# [Data for review]
#####
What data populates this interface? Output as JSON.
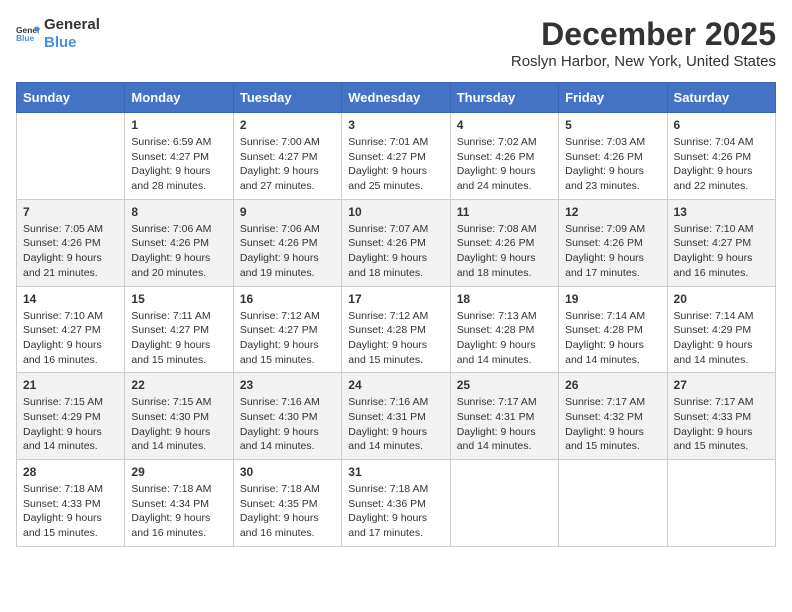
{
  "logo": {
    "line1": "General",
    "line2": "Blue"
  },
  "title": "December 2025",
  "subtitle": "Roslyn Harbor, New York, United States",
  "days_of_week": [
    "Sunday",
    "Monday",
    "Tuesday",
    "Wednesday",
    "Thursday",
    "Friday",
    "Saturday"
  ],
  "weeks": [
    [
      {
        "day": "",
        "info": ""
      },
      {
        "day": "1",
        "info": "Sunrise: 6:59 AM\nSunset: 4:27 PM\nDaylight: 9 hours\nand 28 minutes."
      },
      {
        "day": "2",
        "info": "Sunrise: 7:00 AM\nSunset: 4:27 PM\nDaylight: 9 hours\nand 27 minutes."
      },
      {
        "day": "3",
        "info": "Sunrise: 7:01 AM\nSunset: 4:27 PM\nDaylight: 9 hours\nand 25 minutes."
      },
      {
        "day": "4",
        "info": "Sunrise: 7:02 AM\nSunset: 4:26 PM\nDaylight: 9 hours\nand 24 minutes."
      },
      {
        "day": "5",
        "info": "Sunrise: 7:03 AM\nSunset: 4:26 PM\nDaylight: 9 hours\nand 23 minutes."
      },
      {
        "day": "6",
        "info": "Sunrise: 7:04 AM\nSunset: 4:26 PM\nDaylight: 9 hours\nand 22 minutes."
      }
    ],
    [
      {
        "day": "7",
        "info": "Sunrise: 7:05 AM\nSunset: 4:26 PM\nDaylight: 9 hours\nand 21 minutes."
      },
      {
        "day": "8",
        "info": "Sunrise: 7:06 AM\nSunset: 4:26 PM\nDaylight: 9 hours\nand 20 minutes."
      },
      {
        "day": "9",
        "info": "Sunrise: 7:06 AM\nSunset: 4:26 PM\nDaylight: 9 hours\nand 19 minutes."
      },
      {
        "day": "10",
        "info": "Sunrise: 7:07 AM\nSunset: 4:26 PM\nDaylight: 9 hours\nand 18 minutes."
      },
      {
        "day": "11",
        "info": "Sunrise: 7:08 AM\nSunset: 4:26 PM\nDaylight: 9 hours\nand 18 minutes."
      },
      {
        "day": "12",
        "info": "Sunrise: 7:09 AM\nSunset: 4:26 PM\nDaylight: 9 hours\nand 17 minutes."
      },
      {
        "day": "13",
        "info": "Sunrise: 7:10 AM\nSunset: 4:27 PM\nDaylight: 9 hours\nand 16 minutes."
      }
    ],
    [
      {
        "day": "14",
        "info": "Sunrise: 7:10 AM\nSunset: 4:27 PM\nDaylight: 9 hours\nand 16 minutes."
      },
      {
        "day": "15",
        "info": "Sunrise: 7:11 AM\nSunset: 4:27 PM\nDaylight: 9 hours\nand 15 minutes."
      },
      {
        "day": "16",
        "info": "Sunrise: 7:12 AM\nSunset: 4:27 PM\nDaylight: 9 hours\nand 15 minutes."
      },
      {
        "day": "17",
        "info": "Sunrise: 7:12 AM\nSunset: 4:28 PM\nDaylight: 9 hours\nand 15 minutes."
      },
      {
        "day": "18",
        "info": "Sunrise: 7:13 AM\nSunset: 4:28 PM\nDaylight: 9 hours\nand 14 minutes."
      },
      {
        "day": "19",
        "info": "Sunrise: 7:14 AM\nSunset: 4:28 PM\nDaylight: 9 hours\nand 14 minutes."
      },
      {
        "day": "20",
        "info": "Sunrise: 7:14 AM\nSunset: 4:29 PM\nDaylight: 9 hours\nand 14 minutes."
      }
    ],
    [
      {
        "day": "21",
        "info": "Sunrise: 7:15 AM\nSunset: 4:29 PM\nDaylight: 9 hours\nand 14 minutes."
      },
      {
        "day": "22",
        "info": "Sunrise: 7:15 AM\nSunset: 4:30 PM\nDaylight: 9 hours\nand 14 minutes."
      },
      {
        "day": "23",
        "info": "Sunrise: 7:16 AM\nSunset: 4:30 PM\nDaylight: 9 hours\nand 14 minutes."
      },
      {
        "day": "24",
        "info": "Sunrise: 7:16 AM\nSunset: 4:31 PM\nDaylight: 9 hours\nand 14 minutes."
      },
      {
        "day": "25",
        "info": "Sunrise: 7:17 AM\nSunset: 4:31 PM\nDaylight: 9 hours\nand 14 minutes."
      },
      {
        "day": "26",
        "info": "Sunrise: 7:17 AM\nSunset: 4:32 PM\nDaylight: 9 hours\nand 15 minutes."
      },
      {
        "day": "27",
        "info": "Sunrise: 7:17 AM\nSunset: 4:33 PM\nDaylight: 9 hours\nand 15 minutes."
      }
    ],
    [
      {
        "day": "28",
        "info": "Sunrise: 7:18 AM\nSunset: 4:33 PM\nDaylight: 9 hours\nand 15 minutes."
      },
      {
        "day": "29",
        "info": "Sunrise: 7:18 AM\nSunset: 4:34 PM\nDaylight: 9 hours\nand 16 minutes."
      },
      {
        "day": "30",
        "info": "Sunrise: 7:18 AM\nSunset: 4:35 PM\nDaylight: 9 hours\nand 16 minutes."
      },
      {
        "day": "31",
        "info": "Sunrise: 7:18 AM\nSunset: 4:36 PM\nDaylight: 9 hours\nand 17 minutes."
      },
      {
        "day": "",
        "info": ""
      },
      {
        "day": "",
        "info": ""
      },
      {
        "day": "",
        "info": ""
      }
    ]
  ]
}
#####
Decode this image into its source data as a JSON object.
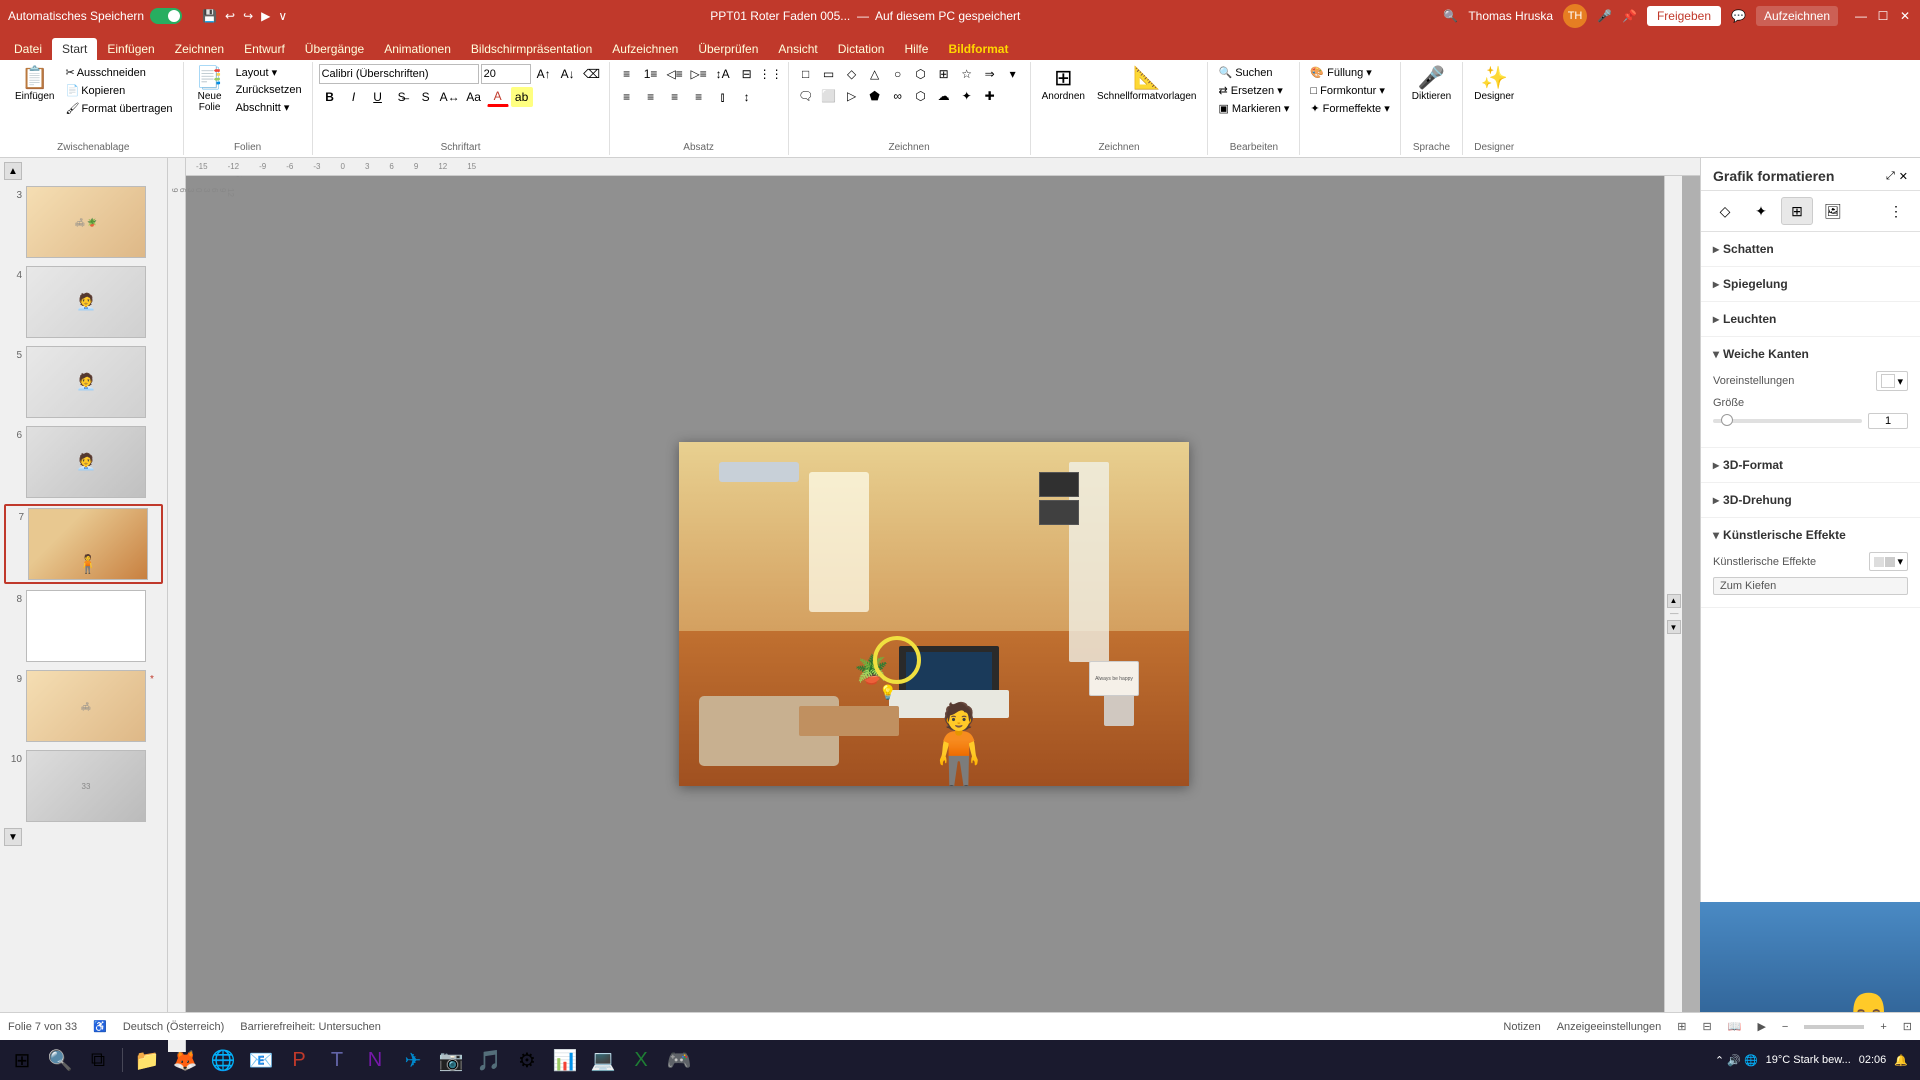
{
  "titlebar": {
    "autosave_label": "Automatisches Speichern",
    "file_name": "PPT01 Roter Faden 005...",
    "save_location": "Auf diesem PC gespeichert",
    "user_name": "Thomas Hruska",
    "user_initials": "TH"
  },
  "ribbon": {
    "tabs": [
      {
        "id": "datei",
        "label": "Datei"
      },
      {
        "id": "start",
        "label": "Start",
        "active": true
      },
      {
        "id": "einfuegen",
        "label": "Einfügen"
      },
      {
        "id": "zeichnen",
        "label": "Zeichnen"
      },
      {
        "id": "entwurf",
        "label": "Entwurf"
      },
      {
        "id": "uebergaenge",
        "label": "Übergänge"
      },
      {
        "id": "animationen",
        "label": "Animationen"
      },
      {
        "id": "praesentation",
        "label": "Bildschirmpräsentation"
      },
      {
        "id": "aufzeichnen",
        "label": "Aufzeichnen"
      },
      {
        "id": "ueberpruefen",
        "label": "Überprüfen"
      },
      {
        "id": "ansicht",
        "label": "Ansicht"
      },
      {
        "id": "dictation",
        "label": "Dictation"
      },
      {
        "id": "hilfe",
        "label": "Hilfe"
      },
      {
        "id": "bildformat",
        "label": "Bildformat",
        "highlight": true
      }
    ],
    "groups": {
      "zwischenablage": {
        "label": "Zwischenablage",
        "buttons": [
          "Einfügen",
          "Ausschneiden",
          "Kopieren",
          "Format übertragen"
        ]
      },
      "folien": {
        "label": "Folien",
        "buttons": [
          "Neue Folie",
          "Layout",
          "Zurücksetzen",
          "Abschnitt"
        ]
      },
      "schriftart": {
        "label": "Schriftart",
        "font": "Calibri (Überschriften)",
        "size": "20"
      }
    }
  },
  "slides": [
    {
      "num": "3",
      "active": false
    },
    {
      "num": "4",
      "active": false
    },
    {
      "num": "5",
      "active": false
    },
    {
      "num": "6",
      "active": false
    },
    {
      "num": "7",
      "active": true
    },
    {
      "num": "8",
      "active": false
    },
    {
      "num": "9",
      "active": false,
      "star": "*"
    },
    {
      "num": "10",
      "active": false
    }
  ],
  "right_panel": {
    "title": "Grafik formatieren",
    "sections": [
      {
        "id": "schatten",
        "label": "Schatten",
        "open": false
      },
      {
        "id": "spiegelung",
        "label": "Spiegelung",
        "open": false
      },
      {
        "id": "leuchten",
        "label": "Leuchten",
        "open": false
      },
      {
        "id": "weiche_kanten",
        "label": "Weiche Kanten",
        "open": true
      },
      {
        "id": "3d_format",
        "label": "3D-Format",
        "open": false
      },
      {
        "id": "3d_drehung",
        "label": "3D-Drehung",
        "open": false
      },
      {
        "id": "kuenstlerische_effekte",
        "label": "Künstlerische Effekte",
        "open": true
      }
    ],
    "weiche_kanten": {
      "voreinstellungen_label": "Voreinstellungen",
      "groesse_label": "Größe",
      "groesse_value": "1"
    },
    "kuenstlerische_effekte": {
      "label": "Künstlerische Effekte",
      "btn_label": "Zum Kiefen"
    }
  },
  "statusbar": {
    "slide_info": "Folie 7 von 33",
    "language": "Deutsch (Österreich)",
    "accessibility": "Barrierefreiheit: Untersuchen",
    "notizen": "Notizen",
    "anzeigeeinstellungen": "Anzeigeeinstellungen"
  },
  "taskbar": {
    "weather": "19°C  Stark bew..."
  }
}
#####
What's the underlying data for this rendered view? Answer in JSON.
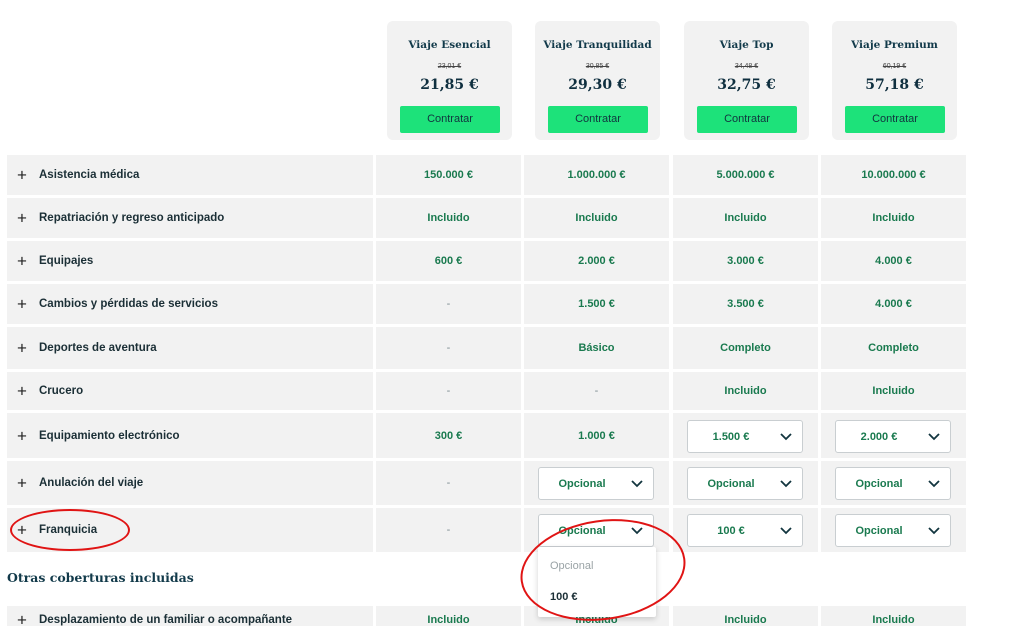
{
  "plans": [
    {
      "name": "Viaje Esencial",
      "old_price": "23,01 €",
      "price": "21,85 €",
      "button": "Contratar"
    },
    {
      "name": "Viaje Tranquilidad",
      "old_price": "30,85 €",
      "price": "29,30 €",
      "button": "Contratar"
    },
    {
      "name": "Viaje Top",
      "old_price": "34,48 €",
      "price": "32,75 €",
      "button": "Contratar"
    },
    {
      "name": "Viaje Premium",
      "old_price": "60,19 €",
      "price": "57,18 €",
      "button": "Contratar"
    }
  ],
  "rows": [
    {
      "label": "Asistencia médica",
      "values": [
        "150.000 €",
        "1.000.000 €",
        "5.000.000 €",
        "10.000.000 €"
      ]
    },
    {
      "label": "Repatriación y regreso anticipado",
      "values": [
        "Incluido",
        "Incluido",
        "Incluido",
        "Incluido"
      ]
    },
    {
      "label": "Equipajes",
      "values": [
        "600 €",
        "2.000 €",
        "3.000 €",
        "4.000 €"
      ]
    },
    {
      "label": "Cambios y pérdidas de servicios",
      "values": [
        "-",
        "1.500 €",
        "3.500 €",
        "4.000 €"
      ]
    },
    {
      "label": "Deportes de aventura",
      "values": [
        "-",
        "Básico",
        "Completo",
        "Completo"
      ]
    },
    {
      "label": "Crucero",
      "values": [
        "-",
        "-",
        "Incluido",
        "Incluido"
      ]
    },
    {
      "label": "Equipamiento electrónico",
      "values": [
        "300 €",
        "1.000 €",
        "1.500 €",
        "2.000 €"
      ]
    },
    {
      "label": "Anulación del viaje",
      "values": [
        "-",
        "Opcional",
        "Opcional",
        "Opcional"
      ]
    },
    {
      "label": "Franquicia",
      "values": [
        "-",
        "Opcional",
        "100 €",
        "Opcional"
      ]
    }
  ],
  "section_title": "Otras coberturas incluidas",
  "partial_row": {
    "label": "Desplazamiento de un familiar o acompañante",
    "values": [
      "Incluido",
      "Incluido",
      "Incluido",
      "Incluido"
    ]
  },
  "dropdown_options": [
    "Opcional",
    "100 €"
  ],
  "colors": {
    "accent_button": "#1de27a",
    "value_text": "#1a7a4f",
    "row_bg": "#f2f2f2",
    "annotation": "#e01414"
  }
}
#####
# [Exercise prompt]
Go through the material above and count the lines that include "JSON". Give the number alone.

# [Answer for this exercise]
3